**TASK BRIEF**
Each entry below needs to be copied exactly, with nothing dropped.

RECORDS FOR PROCESSING Block Start

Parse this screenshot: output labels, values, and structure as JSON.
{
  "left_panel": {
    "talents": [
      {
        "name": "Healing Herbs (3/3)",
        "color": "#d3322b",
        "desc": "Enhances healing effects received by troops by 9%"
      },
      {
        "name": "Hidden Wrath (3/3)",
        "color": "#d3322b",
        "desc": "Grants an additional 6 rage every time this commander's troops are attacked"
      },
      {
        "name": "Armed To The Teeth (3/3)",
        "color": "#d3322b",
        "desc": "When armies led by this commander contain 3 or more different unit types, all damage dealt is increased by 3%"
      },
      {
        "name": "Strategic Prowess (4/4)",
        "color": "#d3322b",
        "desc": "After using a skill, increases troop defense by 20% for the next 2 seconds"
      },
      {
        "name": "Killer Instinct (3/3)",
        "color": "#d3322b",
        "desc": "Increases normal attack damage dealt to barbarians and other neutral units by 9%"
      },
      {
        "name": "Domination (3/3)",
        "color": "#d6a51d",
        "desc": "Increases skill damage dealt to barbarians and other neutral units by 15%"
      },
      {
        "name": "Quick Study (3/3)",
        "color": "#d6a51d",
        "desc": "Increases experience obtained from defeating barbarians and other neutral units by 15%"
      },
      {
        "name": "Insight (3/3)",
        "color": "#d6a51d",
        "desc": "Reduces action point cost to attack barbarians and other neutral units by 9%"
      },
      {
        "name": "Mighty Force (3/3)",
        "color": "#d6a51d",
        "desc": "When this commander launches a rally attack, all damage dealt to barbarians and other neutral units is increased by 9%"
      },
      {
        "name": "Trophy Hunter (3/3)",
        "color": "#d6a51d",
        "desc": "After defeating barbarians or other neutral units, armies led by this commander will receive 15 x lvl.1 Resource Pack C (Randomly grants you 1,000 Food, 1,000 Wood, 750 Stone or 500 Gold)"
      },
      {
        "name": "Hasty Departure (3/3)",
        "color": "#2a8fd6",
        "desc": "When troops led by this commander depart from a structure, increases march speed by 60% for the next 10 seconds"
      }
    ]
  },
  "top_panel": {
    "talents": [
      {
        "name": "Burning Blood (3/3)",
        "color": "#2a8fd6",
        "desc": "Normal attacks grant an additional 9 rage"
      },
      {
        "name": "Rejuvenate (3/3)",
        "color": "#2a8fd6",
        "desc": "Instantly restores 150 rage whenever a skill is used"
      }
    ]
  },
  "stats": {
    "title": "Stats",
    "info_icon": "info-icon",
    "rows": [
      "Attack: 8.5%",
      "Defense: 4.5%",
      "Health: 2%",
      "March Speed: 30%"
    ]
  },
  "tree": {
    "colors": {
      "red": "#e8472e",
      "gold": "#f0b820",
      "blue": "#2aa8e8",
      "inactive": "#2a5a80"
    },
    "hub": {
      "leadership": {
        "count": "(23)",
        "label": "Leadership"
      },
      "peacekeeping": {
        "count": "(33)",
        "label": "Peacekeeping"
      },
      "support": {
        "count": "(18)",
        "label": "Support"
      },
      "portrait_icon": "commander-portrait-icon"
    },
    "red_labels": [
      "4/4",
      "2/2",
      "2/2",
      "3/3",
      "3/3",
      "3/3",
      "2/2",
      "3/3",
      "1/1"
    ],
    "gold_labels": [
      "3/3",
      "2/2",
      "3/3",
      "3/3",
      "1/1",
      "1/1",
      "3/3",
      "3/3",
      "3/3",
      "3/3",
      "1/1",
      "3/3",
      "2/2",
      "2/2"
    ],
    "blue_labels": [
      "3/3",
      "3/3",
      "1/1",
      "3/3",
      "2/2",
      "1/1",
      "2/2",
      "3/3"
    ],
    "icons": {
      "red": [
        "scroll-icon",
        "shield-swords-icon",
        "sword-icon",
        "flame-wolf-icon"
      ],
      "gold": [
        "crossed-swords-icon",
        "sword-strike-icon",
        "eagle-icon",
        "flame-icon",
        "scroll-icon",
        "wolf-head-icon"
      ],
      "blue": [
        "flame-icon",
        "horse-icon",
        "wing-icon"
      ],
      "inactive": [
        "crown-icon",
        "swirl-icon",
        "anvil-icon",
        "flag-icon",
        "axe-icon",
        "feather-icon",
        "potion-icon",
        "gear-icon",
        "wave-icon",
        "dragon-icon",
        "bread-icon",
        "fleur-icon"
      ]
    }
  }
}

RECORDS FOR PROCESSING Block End

**EXERCISE ANSWER**
Parse this screenshot: output labels, values, and structure as JSON.
{
  "left_panel": {
    "talents": [
      {
        "name": "Healing Herbs (3/3)",
        "color": "#d3322b",
        "desc": "Enhances healing effects received by troops by 9%"
      },
      {
        "name": "Hidden Wrath (3/3)",
        "color": "#d3322b",
        "desc": "Grants an additional 6 rage every time this commander's troops are attacked"
      },
      {
        "name": "Armed To The Teeth (3/3)",
        "color": "#d3322b",
        "desc": "When armies led by this commander contain 3 or more different unit types, all damage dealt is increased by 3%"
      },
      {
        "name": "Strategic Prowess (4/4)",
        "color": "#d3322b",
        "desc": "After using a skill, increases troop defense by 20% for the next 2 seconds"
      },
      {
        "name": "Killer Instinct (3/3)",
        "color": "#d3322b",
        "desc": "Increases normal attack damage dealt to barbarians and other neutral units by 9%"
      },
      {
        "name": "Domination (3/3)",
        "color": "#d6a51d",
        "desc": "Increases skill damage dealt to barbarians and other neutral units by 15%"
      },
      {
        "name": "Quick Study (3/3)",
        "color": "#d6a51d",
        "desc": "Increases experience obtained from defeating barbarians and other neutral units by 15%"
      },
      {
        "name": "Insight (3/3)",
        "color": "#d6a51d",
        "desc": "Reduces action point cost to attack barbarians and other neutral units by 9%"
      },
      {
        "name": "Mighty Force (3/3)",
        "color": "#d6a51d",
        "desc": "When this commander launches a rally attack, all damage dealt to barbarians and other neutral units is increased by 9%"
      },
      {
        "name": "Trophy Hunter (3/3)",
        "color": "#d6a51d",
        "desc": "After defeating barbarians or other neutral units, armies led by this commander will receive 15 x lvl.1 Resource Pack C (Randomly grants you 1,000 Food, 1,000 Wood, 750 Stone or 500 Gold)"
      },
      {
        "name": "Hasty Departure (3/3)",
        "color": "#2a8fd6",
        "desc": "When troops led by this commander depart from a structure, increases march speed by 60% for the next 10 seconds"
      }
    ]
  },
  "top_panel": {
    "talents": [
      {
        "name": "Burning Blood (3/3)",
        "color": "#2a8fd6",
        "desc": "Normal attacks grant an additional 9 rage"
      },
      {
        "name": "Rejuvenate (3/3)",
        "color": "#2a8fd6",
        "desc": "Instantly restores 150 rage whenever a skill is used"
      }
    ]
  },
  "stats": {
    "title": "Stats",
    "info_icon": "info-icon",
    "rows": [
      "Attack: 8.5%",
      "Defense: 4.5%",
      "Health: 2%",
      "March Speed: 30%"
    ]
  },
  "tree": {
    "colors": {
      "red": "#e8472e",
      "gold": "#f0b820",
      "blue": "#2aa8e8",
      "inactive": "#2a5a80"
    },
    "hub": {
      "leadership": {
        "count": "(23)",
        "label": "Leadership"
      },
      "peacekeeping": {
        "count": "(33)",
        "label": "Peacekeeping"
      },
      "support": {
        "count": "(18)",
        "label": "Support"
      },
      "portrait_icon": "commander-portrait-icon"
    },
    "red_labels": [
      "4/4",
      "2/2",
      "2/2",
      "3/3",
      "3/3",
      "3/3",
      "2/2",
      "3/3",
      "1/1"
    ],
    "gold_labels": [
      "3/3",
      "2/2",
      "3/3",
      "3/3",
      "1/1",
      "1/1",
      "3/3",
      "3/3",
      "3/3",
      "3/3",
      "1/1",
      "3/3",
      "2/2",
      "2/2"
    ],
    "blue_labels": [
      "3/3",
      "3/3",
      "1/1",
      "3/3",
      "2/2",
      "1/1",
      "2/2",
      "3/3"
    ],
    "icons": {
      "red": [
        "scroll-icon",
        "shield-swords-icon",
        "sword-icon",
        "flame-wolf-icon"
      ],
      "gold": [
        "crossed-swords-icon",
        "sword-strike-icon",
        "eagle-icon",
        "flame-icon",
        "scroll-icon",
        "wolf-head-icon"
      ],
      "blue": [
        "flame-icon",
        "horse-icon",
        "wing-icon"
      ],
      "inactive": [
        "crown-icon",
        "swirl-icon",
        "anvil-icon",
        "flag-icon",
        "axe-icon",
        "feather-icon",
        "potion-icon",
        "gear-icon",
        "wave-icon",
        "dragon-icon",
        "bread-icon",
        "fleur-icon"
      ]
    }
  }
}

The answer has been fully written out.